Longtime political activist, chess grandmaster, and chairman of the Human Rights Foundation Garry Kasparov has made a chilling comparison between president-elect Donald Trump’s sham of a press conference this morning and the former Soviet Union. Kasparov was born in the Soviet Union in 1963, and since its fall has resided in post-Soviet countries where he has fought tirelessly for liberal democracy. He has witnessed the worst side of the Soviet and current Russian autocracies. Kasparov has suffered through public beatings and arbitrary detention for daring to speak up for Western values.
Kasparov is anything but ignorant when he compares Trump to one of the most repressive regimes in history. Kasparov is intimately acquainted the tactics of the Soviet Union, who force-fed millions of citizens the party line until no one could tell what was true anymore.
That reminded me of a Soviet press conference.

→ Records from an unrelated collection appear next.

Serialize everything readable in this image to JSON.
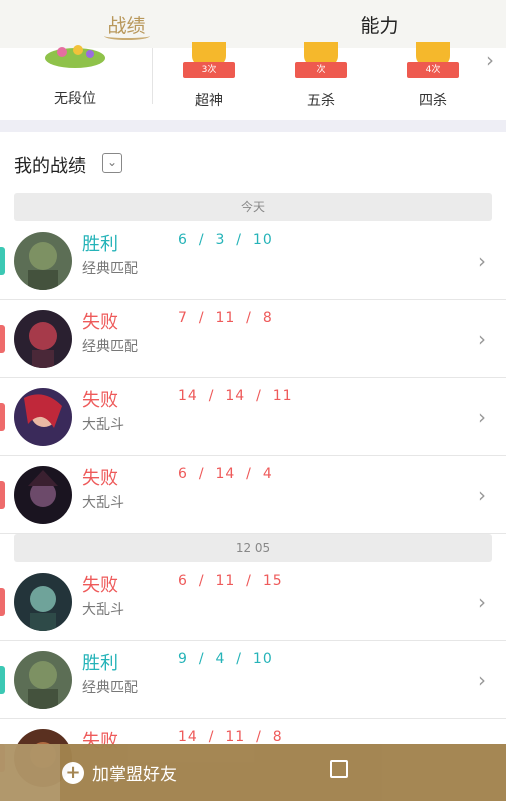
{
  "tabs": [
    {
      "label": "战绩",
      "active": true
    },
    {
      "label": "能力",
      "active": false
    }
  ],
  "ranks": [
    {
      "label": "无段位",
      "badge": ""
    },
    {
      "label": "超神",
      "badge": "3次"
    },
    {
      "label": "五杀",
      "badge": "次"
    },
    {
      "label": "四杀",
      "badge": "4次"
    }
  ],
  "records": {
    "title": "我的战绩",
    "groups": [
      {
        "date": "今天"
      },
      {
        "date": "12 05"
      }
    ],
    "matches": [
      {
        "result": "胜利",
        "mode": "经典匹配",
        "kills": "6",
        "deaths": "3",
        "assists": "10",
        "status": "win"
      },
      {
        "result": "失败",
        "mode": "经典匹配",
        "kills": "7",
        "deaths": "11",
        "assists": "8",
        "status": "lose"
      },
      {
        "result": "失败",
        "mode": "大乱斗",
        "kills": "14",
        "deaths": "14",
        "assists": "11",
        "status": "lose"
      },
      {
        "result": "失败",
        "mode": "大乱斗",
        "kills": "6",
        "deaths": "14",
        "assists": "4",
        "status": "lose"
      },
      {
        "result": "失败",
        "mode": "大乱斗",
        "kills": "6",
        "deaths": "11",
        "assists": "15",
        "status": "lose"
      },
      {
        "result": "胜利",
        "mode": "经典匹配",
        "kills": "9",
        "deaths": "4",
        "assists": "10",
        "status": "win"
      },
      {
        "result": "失败",
        "mode": "",
        "kills": "14",
        "deaths": "11",
        "assists": "8",
        "status": "lose"
      }
    ]
  },
  "bottom": {
    "add_friend": "加掌盟好友"
  },
  "colors": {
    "accent": "#b8975a",
    "win": "#25b3b8",
    "lose": "#ee5a5a",
    "bottom_bar": "#a2834e"
  }
}
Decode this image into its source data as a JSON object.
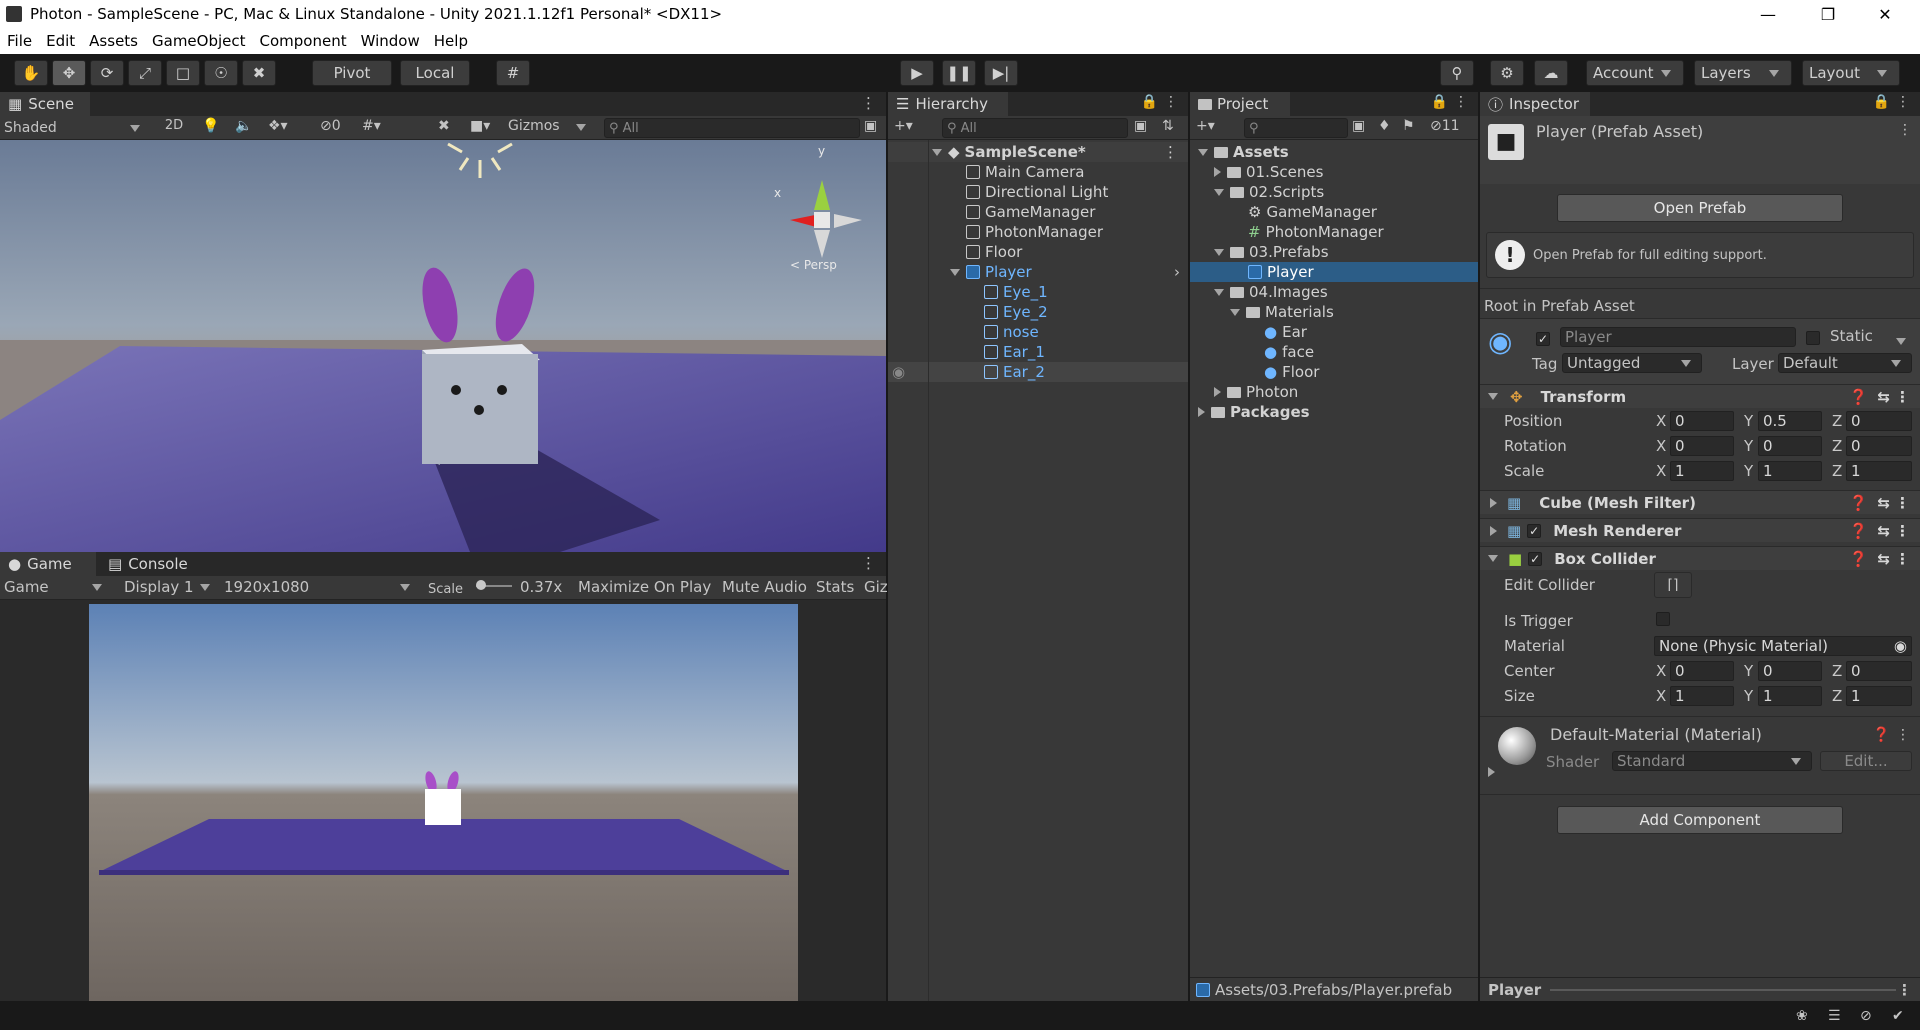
{
  "window": {
    "title": "Photon - SampleScene - PC, Mac & Linux Standalone - Unity 2021.1.12f1 Personal* <DX11>"
  },
  "menu": [
    "File",
    "Edit",
    "Assets",
    "GameObject",
    "Component",
    "Window",
    "Help"
  ],
  "toolbar": {
    "pivot_label": "Pivot",
    "local_label": "Local",
    "account_label": "Account",
    "layers_label": "Layers",
    "layout_label": "Layout"
  },
  "scene": {
    "tab": "Scene",
    "shading": "Shaded",
    "mode_2d": "2D",
    "hidden_count": "0",
    "gizmos": "Gizmos",
    "search_placeholder": "All",
    "axis_y": "y",
    "axis_x": "x",
    "persp": "< Persp"
  },
  "game": {
    "tab_game": "Game",
    "tab_console": "Console",
    "view_mode": "Game",
    "display": "Display 1",
    "resolution": "1920x1080",
    "scale_label": "Scale",
    "scale_value": "0.37x",
    "maximize": "Maximize On Play",
    "mute": "Mute Audio",
    "stats": "Stats",
    "gizmos": "Giz"
  },
  "hierarchy": {
    "tab": "Hierarchy",
    "search_placeholder": "All",
    "scene_name": "SampleScene*",
    "items": [
      "Main Camera",
      "Directional Light",
      "GameManager",
      "PhotonManager",
      "Floor"
    ],
    "player": "Player",
    "children": [
      "Eye_1",
      "Eye_2",
      "nose",
      "Ear_1",
      "Ear_2"
    ]
  },
  "project": {
    "tab": "Project",
    "hidden_count": "11",
    "assets": "Assets",
    "scenes": "01.Scenes",
    "scripts": "02.Scripts",
    "gamemanager": "GameManager",
    "photonmanager": "PhotonManager",
    "prefabs": "03.Prefabs",
    "player": "Player",
    "images": "04.Images",
    "materials": "Materials",
    "ear": "Ear",
    "face": "face",
    "floor": "Floor",
    "photon": "Photon",
    "packages": "Packages",
    "path": "Assets/03.Prefabs/Player.prefab"
  },
  "inspector": {
    "tab": "Inspector",
    "title": "Player (Prefab Asset)",
    "open_prefab": "Open Prefab",
    "notice": "Open Prefab for full editing support.",
    "root_label": "Root in Prefab Asset",
    "name_value": "Player",
    "static_label": "Static",
    "tag_label": "Tag",
    "tag_value": "Untagged",
    "layer_label": "Layer",
    "layer_value": "Default",
    "transform": {
      "title": "Transform",
      "position_label": "Position",
      "rotation_label": "Rotation",
      "scale_label": "Scale",
      "position": [
        "0",
        "0.5",
        "0"
      ],
      "rotation": [
        "0",
        "0",
        "0"
      ],
      "scale": [
        "1",
        "1",
        "1"
      ]
    },
    "mesh_filter": "Cube (Mesh Filter)",
    "mesh_renderer": "Mesh Renderer",
    "box_collider": {
      "title": "Box Collider",
      "edit_collider": "Edit Collider",
      "is_trigger": "Is Trigger",
      "material_label": "Material",
      "material_value": "None (Physic Material)",
      "center_label": "Center",
      "size_label": "Size",
      "center": [
        "0",
        "0",
        "0"
      ],
      "size": [
        "1",
        "1",
        "1"
      ]
    },
    "material": {
      "title": "Default-Material (Material)",
      "shader_label": "Shader",
      "shader_value": "Standard",
      "edit": "Edit..."
    },
    "add_component": "Add Component",
    "footer": "Player"
  },
  "axes": {
    "x": "X",
    "y": "Y",
    "z": "Z"
  },
  "colors": {
    "selection": "#2c5d87",
    "prefab_blue": "#6fb6ff",
    "floor_purple": "#574a9e",
    "ear_purple": "#8e3fb0"
  }
}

More speakers than questions, more flags than answers.
— Garry Kasparov (@Kasparov63) January 11, 2017
Trump has repeatedly threatened the freedom of the American press, most recently by refusing to adequately answer reporters’ questions this morning. He repeatedly left the stage during the conference to let his team read their scripts unquestioned, deflected difficult questions rather than answering them, and refused to take a question from a CNN reporter because he has deemed CNN “fake news.” This is alarming. Trump is furiously working to silence viewpoints in the media that oppose his presidency and his narrative.
During the presidential campaign, Trump also began a campaign of vilifying the mainstream media, cajoling his supporters into disbelieving everything they hear from the mainstream. Trump has been constructing a reality in which he is only source of truth, and the only voice that can be trusted. As he begins to establish his authority over the fabric of reality, Trump has been considering silencing anything that he decides is a lie. In February Trump promised he would “open up libel laws” so that public figures could sue for libel. Trump wants to be the first president in the history of America to sue journalists for holding him to account and saying unfavorable things.
We must heed Kasparov’s warning that Trump’s lack of transparency echoes some of the worst regimes in human history. The press conference we witnessed this morning cannot become the norm. If it does, we will slip into the same “normalcy” that was life in the Soviet Union. America’s best hope for the next four years is to cling to its freedoms, guaranteed by the Constitution and the First Amendment, and minimize the damage of the incoming tyrant, Donald Trump.